EXERCISE REQUIREMENTS: Each entry is to be retyped exactly as it appears. Leave the images out.

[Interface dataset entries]
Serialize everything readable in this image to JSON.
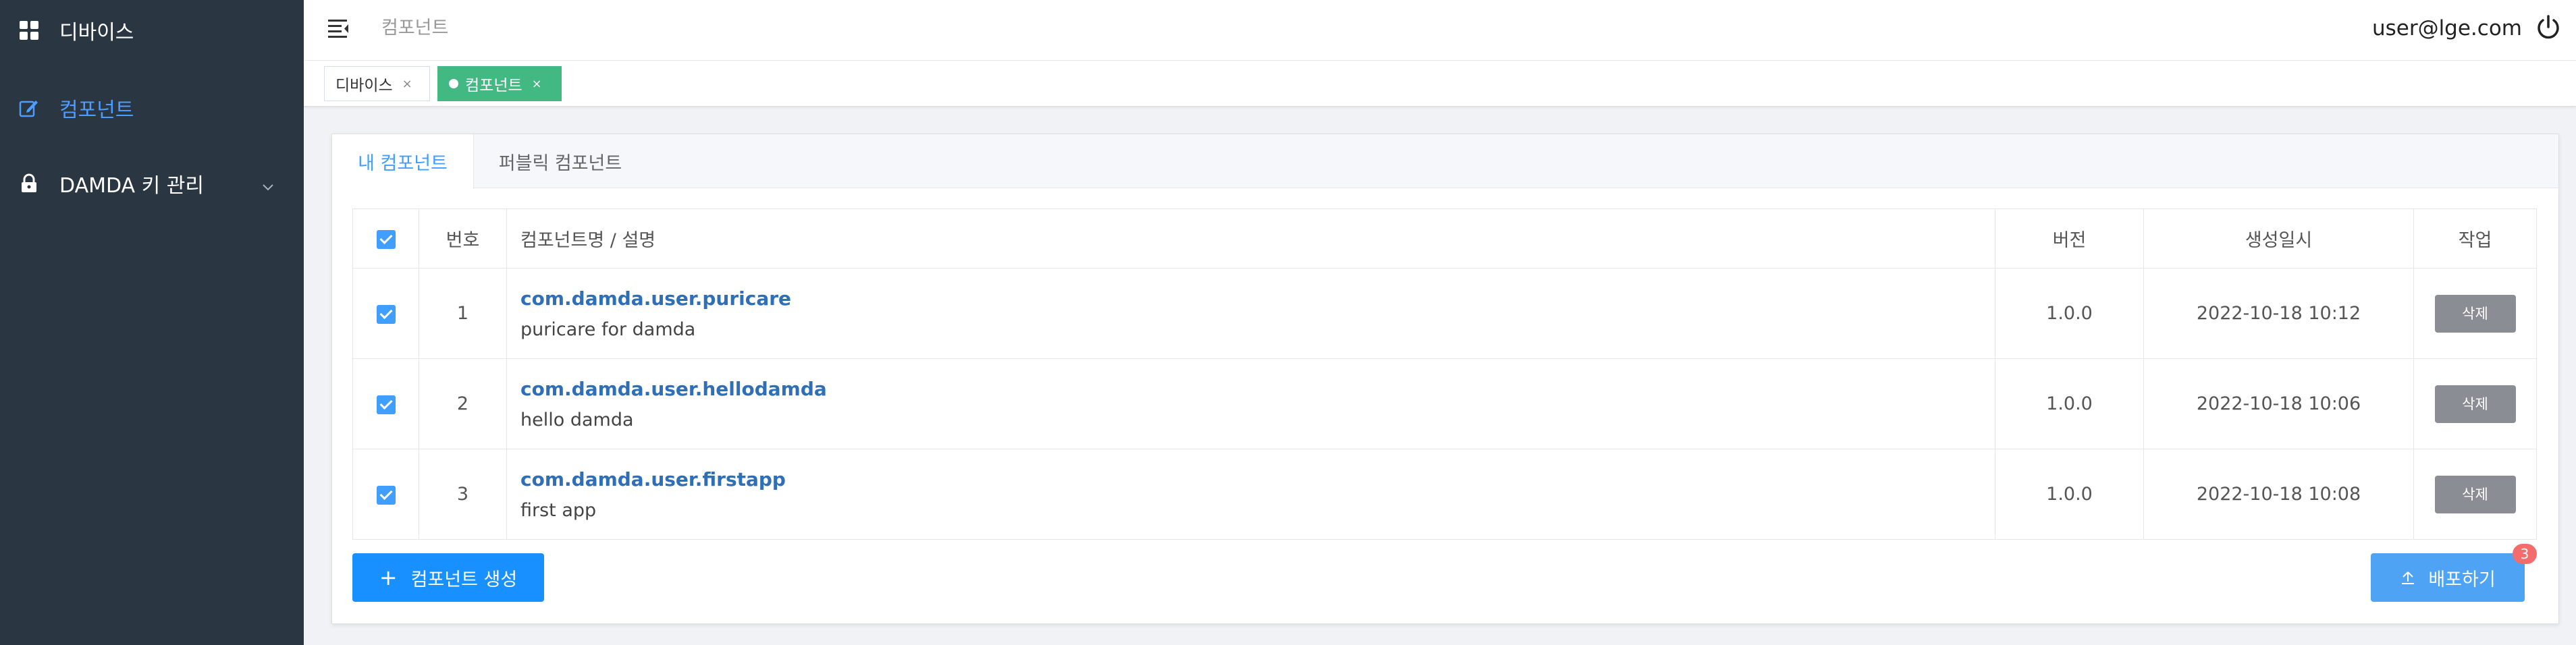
{
  "sidebar": {
    "items": [
      {
        "label": "디바이스",
        "icon": "grid-icon"
      },
      {
        "label": "컴포넌트",
        "icon": "edit-icon",
        "active": true
      },
      {
        "label": "DAMDA 키 관리",
        "icon": "lock-icon",
        "expandable": true
      }
    ]
  },
  "header": {
    "breadcrumb": "컴포넌트",
    "user": "user@lge.com"
  },
  "page_tabs": [
    {
      "label": "디바이스",
      "close": "×"
    },
    {
      "label": "컴포넌트",
      "close": "×",
      "active": true
    }
  ],
  "card": {
    "tabs": [
      {
        "label": "내 컴포넌트",
        "active": true
      },
      {
        "label": "퍼블릭 컴포넌트"
      }
    ],
    "table": {
      "headers": {
        "no": "번호",
        "name": "컴포넌트명 / 설명",
        "version": "버전",
        "created": "생성일시",
        "action": "작업"
      },
      "rows": [
        {
          "no": "1",
          "name": "com.damda.user.puricare",
          "desc": "puricare for damda",
          "version": "1.0.0",
          "created": "2022-10-18 10:12",
          "action": "삭제",
          "checked": true
        },
        {
          "no": "2",
          "name": "com.damda.user.hellodamda",
          "desc": "hello damda",
          "version": "1.0.0",
          "created": "2022-10-18 10:06",
          "action": "삭제",
          "checked": true
        },
        {
          "no": "3",
          "name": "com.damda.user.firstapp",
          "desc": "first app",
          "version": "1.0.0",
          "created": "2022-10-18 10:08",
          "action": "삭제",
          "checked": true
        }
      ]
    },
    "create_button": "컴포넌트 생성",
    "deploy_button": "배포하기",
    "deploy_badge": "3"
  },
  "colors": {
    "sidebar_bg": "#2b3643",
    "accent": "#409eff",
    "active_tab": "#42b983",
    "badge": "#f56c6c"
  }
}
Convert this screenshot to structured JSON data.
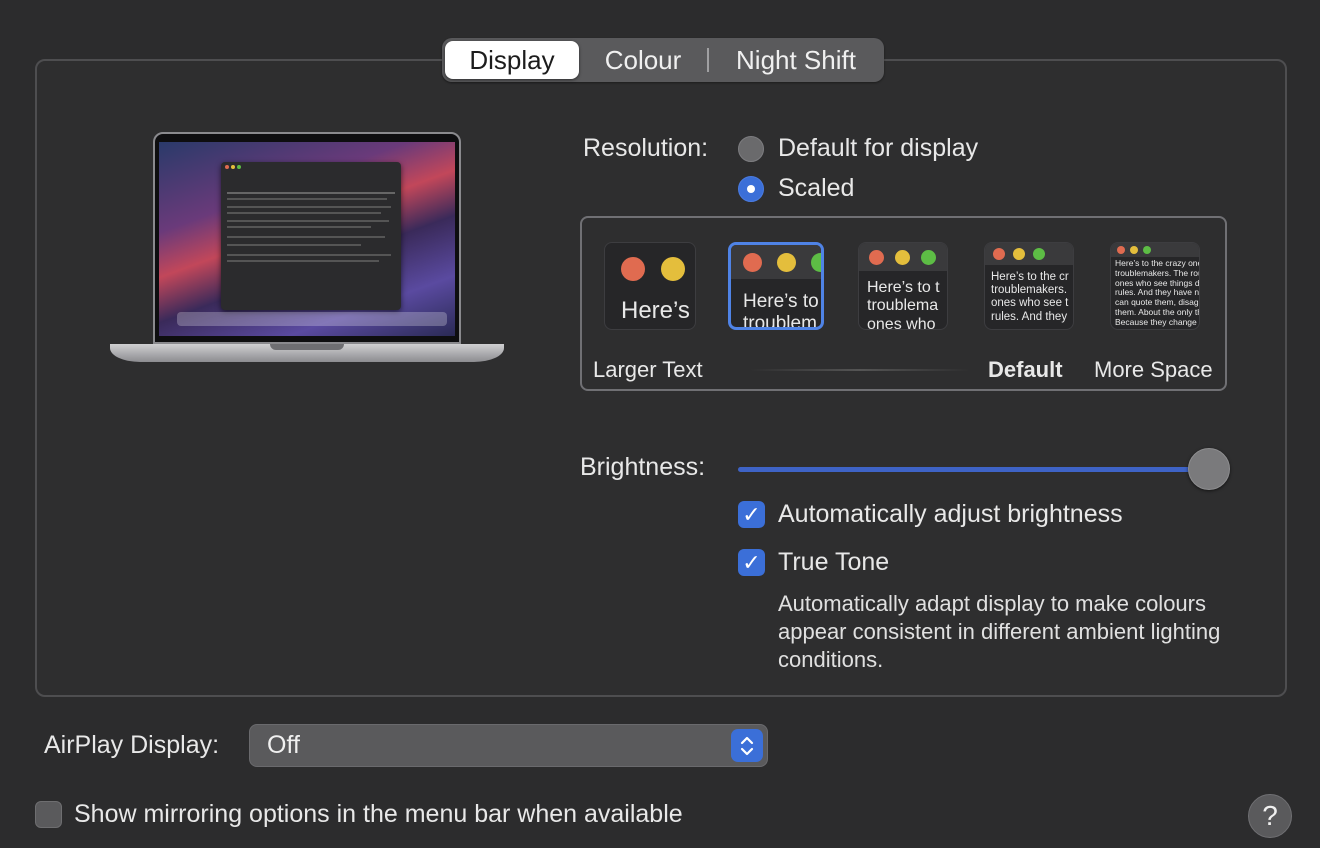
{
  "tabs": [
    {
      "label": "Display",
      "active": true
    },
    {
      "label": "Colour",
      "active": false
    },
    {
      "label": "Night Shift",
      "active": false
    }
  ],
  "resolution": {
    "label": "Resolution:",
    "options": [
      {
        "label": "Default for display",
        "selected": false
      },
      {
        "label": "Scaled",
        "selected": true
      }
    ],
    "scaled_thumbnails": [
      {
        "text": "Here’s",
        "selected": false
      },
      {
        "text": "Here’s to\ntroublem",
        "selected": true
      },
      {
        "text": "Here’s to t\ntroublema\nones who",
        "selected": false
      },
      {
        "text": "Here’s to the cr\ntroublemakers.\nones who see t\nrules. And they",
        "selected": false
      },
      {
        "text": "Here’s to the crazy one\ntroublemakers. The rou\nones who see things dif\nrules. And they have no\ncan quote them, disagre\nthem. About the only th\nBecause they change th",
        "selected": false
      }
    ],
    "scale_labels": {
      "left": "Larger Text",
      "default": "Default",
      "right": "More Space"
    }
  },
  "brightness": {
    "label": "Brightness:",
    "value": 0.97
  },
  "auto_brightness": {
    "label": "Automatically adjust brightness",
    "checked": true
  },
  "true_tone": {
    "label": "True Tone",
    "checked": true,
    "description": "Automatically adapt display to make colours appear consistent in different ambient lighting conditions."
  },
  "airplay": {
    "label": "AirPlay Display:",
    "value": "Off"
  },
  "mirroring": {
    "label": "Show mirroring options in the menu bar when available",
    "checked": false
  },
  "help": {
    "label": "?"
  },
  "colors": {
    "accent": "#3b6fd8",
    "background": "#2c2c2d"
  },
  "icons": [
    "macbook-pro-illustration",
    "chevron-up-down-icon",
    "checkmark-icon",
    "help-icon"
  ]
}
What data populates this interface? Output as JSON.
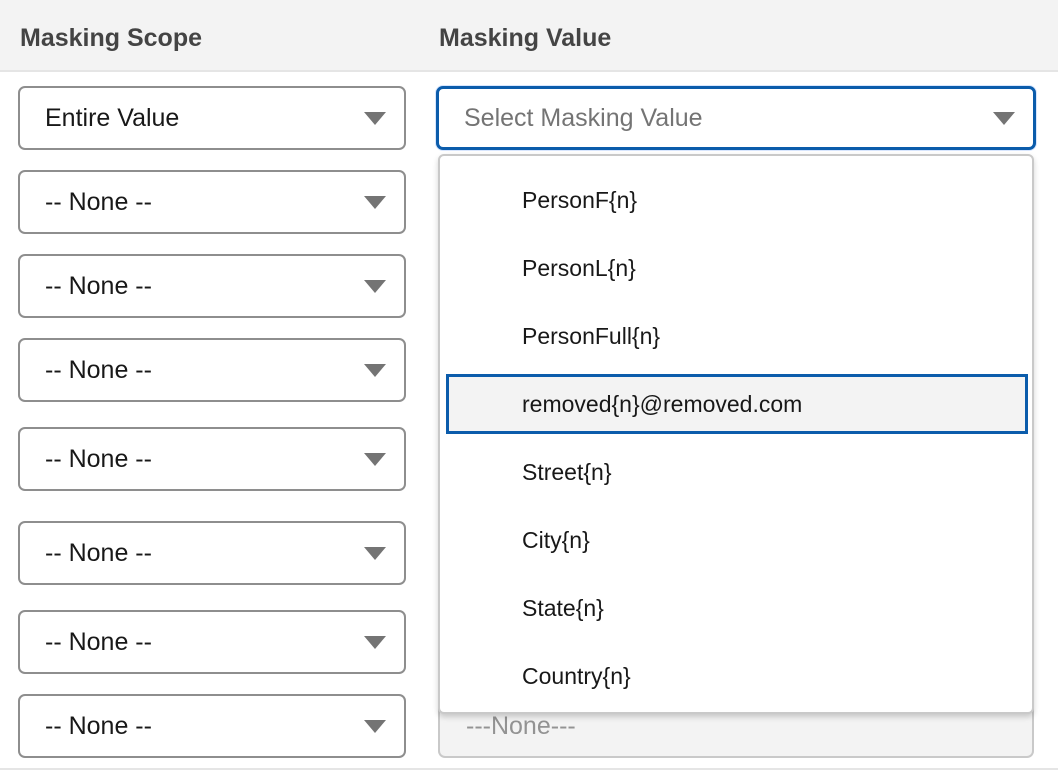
{
  "table": {
    "headers": {
      "scope": "Masking Scope",
      "value": "Masking Value"
    },
    "scope_rows": [
      "Entire Value",
      "-- None --",
      "-- None --",
      "-- None --",
      "-- None --",
      "-- None --",
      "-- None --",
      "-- None --"
    ],
    "value_select": {
      "placeholder": "Select Masking Value"
    },
    "dropdown": {
      "options": [
        "PersonF{n}",
        "PersonL{n}",
        "PersonFull{n}",
        "removed{n}@removed.com",
        "Street{n}",
        "City{n}",
        "State{n}",
        "Country{n}"
      ],
      "highlighted_index": 3
    },
    "disabled_value": "---None---"
  },
  "colors": {
    "focus_border": "#0b5cab",
    "header_bg": "#f3f3f3",
    "caret": "#747474"
  },
  "icons": {
    "select_caret": "caret-down-icon"
  }
}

RESPONSE TO THIS TASK:
Serialize everything readable in this image to JSON.
{
  "sidebar": {
    "items": [
      {
        "label": "디바이스",
        "icon": "grid-icon"
      },
      {
        "label": "컴포넌트",
        "icon": "edit-icon",
        "active": true
      },
      {
        "label": "DAMDA 키 관리",
        "icon": "lock-icon",
        "expandable": true
      }
    ]
  },
  "header": {
    "breadcrumb": "컴포넌트",
    "user": "user@lge.com"
  },
  "page_tabs": [
    {
      "label": "디바이스",
      "close": "×"
    },
    {
      "label": "컴포넌트",
      "close": "×",
      "active": true
    }
  ],
  "card": {
    "tabs": [
      {
        "label": "내 컴포넌트",
        "active": true
      },
      {
        "label": "퍼블릭 컴포넌트"
      }
    ],
    "table": {
      "headers": {
        "no": "번호",
        "name": "컴포넌트명 / 설명",
        "version": "버전",
        "created": "생성일시",
        "action": "작업"
      },
      "rows": [
        {
          "no": "1",
          "name": "com.damda.user.puricare",
          "desc": "puricare for damda",
          "version": "1.0.0",
          "created": "2022-10-18 10:12",
          "action": "삭제",
          "checked": true
        },
        {
          "no": "2",
          "name": "com.damda.user.hellodamda",
          "desc": "hello damda",
          "version": "1.0.0",
          "created": "2022-10-18 10:06",
          "action": "삭제",
          "checked": true
        },
        {
          "no": "3",
          "name": "com.damda.user.firstapp",
          "desc": "first app",
          "version": "1.0.0",
          "created": "2022-10-18 10:08",
          "action": "삭제",
          "checked": true
        }
      ]
    },
    "create_button": "컴포넌트 생성",
    "deploy_button": "배포하기",
    "deploy_badge": "3"
  },
  "colors": {
    "sidebar_bg": "#2b3643",
    "accent": "#409eff",
    "active_tab": "#42b983",
    "badge": "#f56c6c"
  }
}
Convert this screenshot to structured JSON data.
{
  "tabs": [
    {
      "label": "Display",
      "active": true
    },
    {
      "label": "Colour",
      "active": false
    },
    {
      "label": "Night Shift",
      "active": false
    }
  ],
  "resolution": {
    "label": "Resolution:",
    "options": [
      {
        "label": "Default for display",
        "selected": false
      },
      {
        "label": "Scaled",
        "selected": true
      }
    ],
    "scaled_thumbnails": [
      {
        "text": "Here’s",
        "selected": false
      },
      {
        "text": "Here’s to\ntroublem",
        "selected": true
      },
      {
        "text": "Here’s to t\ntroublema\nones who",
        "selected": false
      },
      {
        "text": "Here’s to the cr\ntroublemakers.\nones who see t\nrules. And they",
        "selected": false
      },
      {
        "text": "Here’s to the crazy one\ntroublemakers. The rou\nones who see things dif\nrules. And they have no\ncan quote them, disagre\nthem. About the only th\nBecause they change th",
        "selected": false
      }
    ],
    "scale_labels": {
      "left": "Larger Text",
      "default": "Default",
      "right": "More Space"
    }
  },
  "brightness": {
    "label": "Brightness:",
    "value": 0.97
  },
  "auto_brightness": {
    "label": "Automatically adjust brightness",
    "checked": true
  },
  "true_tone": {
    "label": "True Tone",
    "checked": true,
    "description": "Automatically adapt display to make colours appear consistent in different ambient lighting conditions."
  },
  "airplay": {
    "label": "AirPlay Display:",
    "value": "Off"
  },
  "mirroring": {
    "label": "Show mirroring options in the menu bar when available",
    "checked": false
  },
  "help": {
    "label": "?"
  },
  "colors": {
    "accent": "#3b6fd8",
    "background": "#2c2c2d"
  },
  "icons": [
    "macbook-pro-illustration",
    "chevron-up-down-icon",
    "checkmark-icon",
    "help-icon"
  ]
}
What data populates this interface? Output as JSON.
{
  "table": {
    "headers": {
      "scope": "Masking Scope",
      "value": "Masking Value"
    },
    "scope_rows": [
      "Entire Value",
      "-- None --",
      "-- None --",
      "-- None --",
      "-- None --",
      "-- None --",
      "-- None --",
      "-- None --"
    ],
    "value_select": {
      "placeholder": "Select Masking Value"
    },
    "dropdown": {
      "options": [
        "PersonF{n}",
        "PersonL{n}",
        "PersonFull{n}",
        "removed{n}@removed.com",
        "Street{n}",
        "City{n}",
        "State{n}",
        "Country{n}"
      ],
      "highlighted_index": 3
    },
    "disabled_value": "---None---"
  },
  "colors": {
    "focus_border": "#0b5cab",
    "header_bg": "#f3f3f3",
    "caret": "#747474"
  },
  "icons": {
    "select_caret": "caret-down-icon"
  }
}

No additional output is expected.